The film reminded me of Welcome To Dongmakgol in some ways, such as the exceptionally vivid cinematography that highlights the exuberant colourfulness of nature when left to its own devices. It also recalls My Sassy Girl at times, with the genuineness and wholeness of its characters and its drifts into their imagination. Like both of those films it is uses comedy to make us fall for its characters, so that the emotional slug in its tail hits deep.
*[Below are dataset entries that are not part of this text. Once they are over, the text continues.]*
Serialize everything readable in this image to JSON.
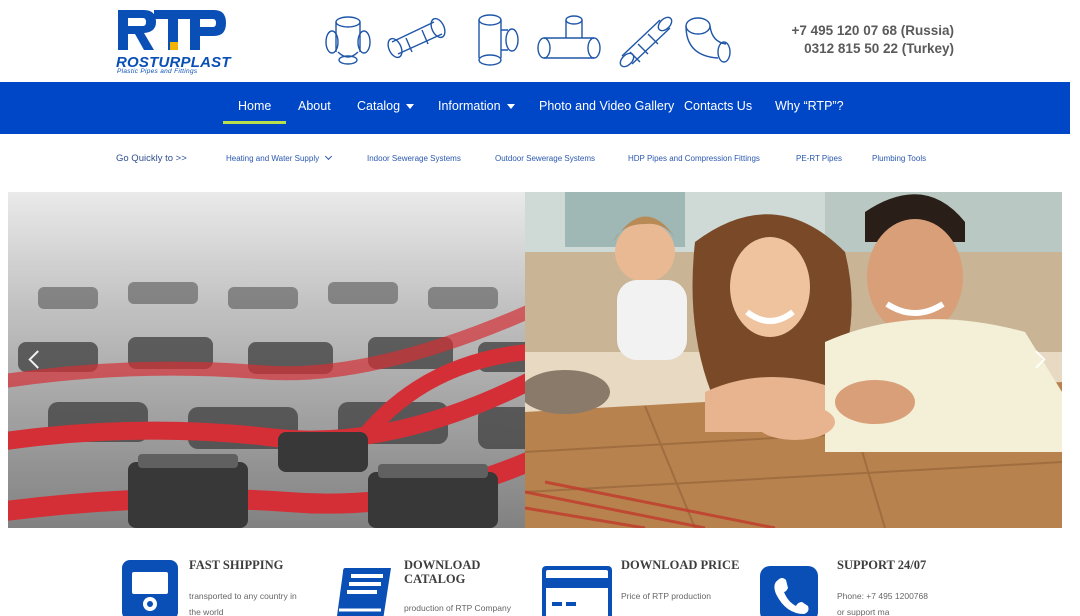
{
  "brand": {
    "name": "ROSTURPLAST",
    "tagline": "Plastic Pipes and Fittings",
    "monogram": "RTP",
    "colors": {
      "blue": "#0a4fb5",
      "accent": "#f0b400"
    }
  },
  "header": {
    "phones": [
      "+7 495 120 07 68 (Russia)",
      "0312 815 50 22 (Turkey)"
    ]
  },
  "nav": {
    "items": [
      {
        "label": "Home",
        "active": true,
        "dropdown": false
      },
      {
        "label": "About",
        "active": false,
        "dropdown": false
      },
      {
        "label": "Catalog",
        "active": false,
        "dropdown": true
      },
      {
        "label": "Information",
        "active": false,
        "dropdown": true
      },
      {
        "label": "Photo and Video Gallery",
        "active": false,
        "dropdown": false
      },
      {
        "label": "Contacts Us",
        "active": false,
        "dropdown": false
      },
      {
        "label": "Why “RTP”?",
        "active": false,
        "dropdown": false
      }
    ],
    "colors": {
      "background": "#0047c8",
      "active_underline": "#b9e04a"
    }
  },
  "quick": {
    "label": "Go Quickly to >>",
    "links": [
      {
        "label": "Heating and Water Supply",
        "dropdown": true
      },
      {
        "label": "Indoor Sewerage Systems",
        "dropdown": false
      },
      {
        "label": "Outdoor Sewerage Systems",
        "dropdown": false
      },
      {
        "label": "HDP Pipes and Compression Fittings",
        "dropdown": false
      },
      {
        "label": "PE-RT Pipes",
        "dropdown": false
      },
      {
        "label": "Plumbing Tools",
        "dropdown": false
      }
    ]
  },
  "slider": {
    "left_image": "underfloor-heating-pipes-photo",
    "right_image": "family-on-floor-photo"
  },
  "features": [
    {
      "icon": "truck-icon",
      "title": "FAST SHIPPING",
      "text": [
        "transported to any country in",
        "the world"
      ]
    },
    {
      "icon": "book-icon",
      "title": "DOWNLOAD CATALOG",
      "text": [
        "production of RTP Company"
      ]
    },
    {
      "icon": "credit-card-icon",
      "title": "DOWNLOAD PRICE",
      "text": [
        "Price of RTP production"
      ]
    },
    {
      "icon": "phone-icon",
      "title": "SUPPORT 24/07",
      "text": [
        "Phone: +7 495 1200768",
        "or support ma"
      ]
    }
  ]
}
CASTAWAY ON THE MOON is is the sort of film that South Korea makes very well - or used to anyway, I can't think of many recent examples, but maybe that's my fault for not looking for them. It is a superb piece of craftmanship, beautiful to behold and expertly pitched and paced across its wide emotional gamut. It uses all of this to deliver a message that is certainly not new, that the way we live now inhibits the development of human connections, but it does make a particularly compelling case for it.